Ferrum’s practice field is on a hill, so then-athletic director Abe Naff got Brown a golf cart so he could get to it.
When Harper succeeded Davis as head coach after the 2010 season, he kept Brown on the staff. Brown eventually shifted to running backs coach.
Rob Grande replaced Harper after the 2015 season, but Brown remained on the staff.
“A mountain of a man,” said Grande, now an offensive analyst at Iowa State. “Really taught me a lot.
“He really enjoyed seeing kids grow.
“He found a way to make an impact no matter what limitations he wound up having.”
Brown eventually had to use a motorized wheelchair, but he continued to coach.
“He paid so much attention to detail and the little things, whether it be footwork or the positioning of your shoulders,” said Brian Mann, who was a star running back at Ferrum from 2016 to 2019. “I probably wouldn’t have been as successful if it wasn’t for him.
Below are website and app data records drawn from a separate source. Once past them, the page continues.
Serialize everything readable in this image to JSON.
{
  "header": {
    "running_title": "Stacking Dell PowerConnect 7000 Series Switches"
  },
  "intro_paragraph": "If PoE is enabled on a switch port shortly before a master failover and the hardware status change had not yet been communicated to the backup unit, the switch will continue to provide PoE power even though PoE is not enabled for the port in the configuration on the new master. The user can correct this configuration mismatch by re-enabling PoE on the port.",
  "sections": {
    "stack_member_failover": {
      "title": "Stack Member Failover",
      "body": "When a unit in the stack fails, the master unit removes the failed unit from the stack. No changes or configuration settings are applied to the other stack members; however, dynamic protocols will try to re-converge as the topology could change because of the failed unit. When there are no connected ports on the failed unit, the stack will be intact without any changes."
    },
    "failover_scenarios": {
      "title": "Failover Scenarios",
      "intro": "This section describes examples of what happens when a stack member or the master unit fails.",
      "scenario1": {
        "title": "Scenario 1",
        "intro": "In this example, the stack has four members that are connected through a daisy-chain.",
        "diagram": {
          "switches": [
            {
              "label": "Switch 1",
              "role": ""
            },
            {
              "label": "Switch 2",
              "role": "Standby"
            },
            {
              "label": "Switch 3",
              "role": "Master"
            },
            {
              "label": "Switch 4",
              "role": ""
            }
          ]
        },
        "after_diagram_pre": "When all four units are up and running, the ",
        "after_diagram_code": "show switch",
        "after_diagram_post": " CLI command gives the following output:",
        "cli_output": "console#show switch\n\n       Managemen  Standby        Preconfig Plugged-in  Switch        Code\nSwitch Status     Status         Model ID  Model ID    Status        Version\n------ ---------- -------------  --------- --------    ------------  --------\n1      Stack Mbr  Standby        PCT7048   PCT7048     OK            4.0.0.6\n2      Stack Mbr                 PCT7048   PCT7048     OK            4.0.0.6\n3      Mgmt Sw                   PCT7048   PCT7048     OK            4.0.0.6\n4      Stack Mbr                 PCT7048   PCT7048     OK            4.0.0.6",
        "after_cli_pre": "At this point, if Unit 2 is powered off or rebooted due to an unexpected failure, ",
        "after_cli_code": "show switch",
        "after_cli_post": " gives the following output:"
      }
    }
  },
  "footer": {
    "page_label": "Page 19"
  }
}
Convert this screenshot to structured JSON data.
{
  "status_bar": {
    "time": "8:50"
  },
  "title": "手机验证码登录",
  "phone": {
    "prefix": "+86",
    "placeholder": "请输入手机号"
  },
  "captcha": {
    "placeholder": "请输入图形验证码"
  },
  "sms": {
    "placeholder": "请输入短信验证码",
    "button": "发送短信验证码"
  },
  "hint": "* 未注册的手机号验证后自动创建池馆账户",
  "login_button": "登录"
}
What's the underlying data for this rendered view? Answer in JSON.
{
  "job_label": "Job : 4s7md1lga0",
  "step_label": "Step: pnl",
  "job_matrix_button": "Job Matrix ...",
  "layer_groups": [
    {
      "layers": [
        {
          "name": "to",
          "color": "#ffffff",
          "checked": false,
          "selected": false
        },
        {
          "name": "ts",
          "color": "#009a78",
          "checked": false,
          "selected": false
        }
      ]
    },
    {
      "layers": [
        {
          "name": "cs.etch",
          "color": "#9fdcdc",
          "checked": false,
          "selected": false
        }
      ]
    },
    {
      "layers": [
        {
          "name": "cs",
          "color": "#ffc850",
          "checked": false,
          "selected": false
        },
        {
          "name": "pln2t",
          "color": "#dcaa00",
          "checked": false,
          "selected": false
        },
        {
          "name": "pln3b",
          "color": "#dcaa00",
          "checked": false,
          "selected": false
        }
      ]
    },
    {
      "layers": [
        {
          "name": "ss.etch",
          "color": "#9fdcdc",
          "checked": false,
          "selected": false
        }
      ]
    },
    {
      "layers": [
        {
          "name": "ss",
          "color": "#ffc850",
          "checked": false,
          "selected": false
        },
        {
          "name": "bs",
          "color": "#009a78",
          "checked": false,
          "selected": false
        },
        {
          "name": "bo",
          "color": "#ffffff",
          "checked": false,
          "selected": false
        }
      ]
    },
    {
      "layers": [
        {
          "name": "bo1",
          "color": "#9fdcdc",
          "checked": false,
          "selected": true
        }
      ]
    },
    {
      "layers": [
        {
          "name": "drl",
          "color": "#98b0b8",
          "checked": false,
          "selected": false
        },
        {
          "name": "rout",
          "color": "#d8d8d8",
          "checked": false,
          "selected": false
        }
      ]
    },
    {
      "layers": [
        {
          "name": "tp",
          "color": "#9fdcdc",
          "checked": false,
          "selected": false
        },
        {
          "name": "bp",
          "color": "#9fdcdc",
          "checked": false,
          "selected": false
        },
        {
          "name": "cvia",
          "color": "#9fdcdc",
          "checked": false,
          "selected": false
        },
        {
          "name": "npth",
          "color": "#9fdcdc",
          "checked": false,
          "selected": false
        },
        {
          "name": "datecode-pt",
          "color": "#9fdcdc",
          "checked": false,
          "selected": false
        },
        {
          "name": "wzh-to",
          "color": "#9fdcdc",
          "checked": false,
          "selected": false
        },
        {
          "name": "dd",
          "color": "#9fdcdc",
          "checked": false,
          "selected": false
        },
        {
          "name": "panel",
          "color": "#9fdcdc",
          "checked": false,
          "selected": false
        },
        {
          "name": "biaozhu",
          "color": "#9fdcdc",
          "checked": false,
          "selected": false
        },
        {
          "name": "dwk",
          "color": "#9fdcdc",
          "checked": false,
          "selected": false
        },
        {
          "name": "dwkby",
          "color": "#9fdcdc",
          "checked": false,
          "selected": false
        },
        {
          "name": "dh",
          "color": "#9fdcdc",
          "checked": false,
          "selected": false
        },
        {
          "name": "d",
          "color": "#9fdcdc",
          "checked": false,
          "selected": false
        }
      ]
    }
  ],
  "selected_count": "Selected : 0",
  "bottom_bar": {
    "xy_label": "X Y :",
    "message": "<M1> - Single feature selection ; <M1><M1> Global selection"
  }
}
He had a huge impact on me, on and off the football field.”
Ex-Ferrum quarterback Zack Clifford said Brown was a “huge mentor.”
“He was a role model, having the experience and obviously coaching some big-name guys,” said Clifford, who was on the Panthers’ roster from 2016 to 2019. “Coach Brown knew everybody.
“When he talked, you’d listen because you knew how much he knew.”
In addition to his wife, Brown is survived by two children and four grandchildren. His funeral will be held June 12 in North Carolina.